What is expected> Every line of the data that contains the string "green" must be copied.

Provided records>
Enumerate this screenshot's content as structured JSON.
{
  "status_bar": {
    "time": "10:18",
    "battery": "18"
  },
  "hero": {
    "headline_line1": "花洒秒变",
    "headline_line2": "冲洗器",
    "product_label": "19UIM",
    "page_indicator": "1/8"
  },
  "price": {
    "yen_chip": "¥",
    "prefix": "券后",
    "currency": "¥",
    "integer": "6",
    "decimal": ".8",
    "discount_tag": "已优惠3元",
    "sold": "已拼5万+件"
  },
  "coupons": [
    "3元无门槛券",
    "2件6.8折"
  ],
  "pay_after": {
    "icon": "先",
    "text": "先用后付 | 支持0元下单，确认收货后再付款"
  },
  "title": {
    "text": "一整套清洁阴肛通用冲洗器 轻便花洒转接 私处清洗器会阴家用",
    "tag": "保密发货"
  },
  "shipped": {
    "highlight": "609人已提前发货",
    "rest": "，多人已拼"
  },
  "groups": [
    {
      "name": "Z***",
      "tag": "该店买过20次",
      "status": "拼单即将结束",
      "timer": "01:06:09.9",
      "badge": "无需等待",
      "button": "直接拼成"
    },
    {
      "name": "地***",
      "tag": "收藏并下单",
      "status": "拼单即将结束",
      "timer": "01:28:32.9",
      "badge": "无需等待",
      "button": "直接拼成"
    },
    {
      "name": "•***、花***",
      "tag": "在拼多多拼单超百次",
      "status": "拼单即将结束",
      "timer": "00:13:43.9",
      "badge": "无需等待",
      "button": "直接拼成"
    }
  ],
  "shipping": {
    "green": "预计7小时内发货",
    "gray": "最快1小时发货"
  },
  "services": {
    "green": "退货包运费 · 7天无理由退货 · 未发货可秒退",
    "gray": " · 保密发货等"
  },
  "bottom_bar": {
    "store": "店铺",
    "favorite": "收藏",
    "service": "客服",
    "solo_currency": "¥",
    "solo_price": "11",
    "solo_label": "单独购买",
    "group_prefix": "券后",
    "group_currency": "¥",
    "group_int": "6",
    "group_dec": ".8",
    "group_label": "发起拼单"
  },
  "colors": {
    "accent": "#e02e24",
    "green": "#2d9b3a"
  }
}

Task result>
    "green": "预计7小时内发货",
    "green": "退货包运费 · 7天无理由退货 · 未发货可秒退",
    "green": "#2d9b3a"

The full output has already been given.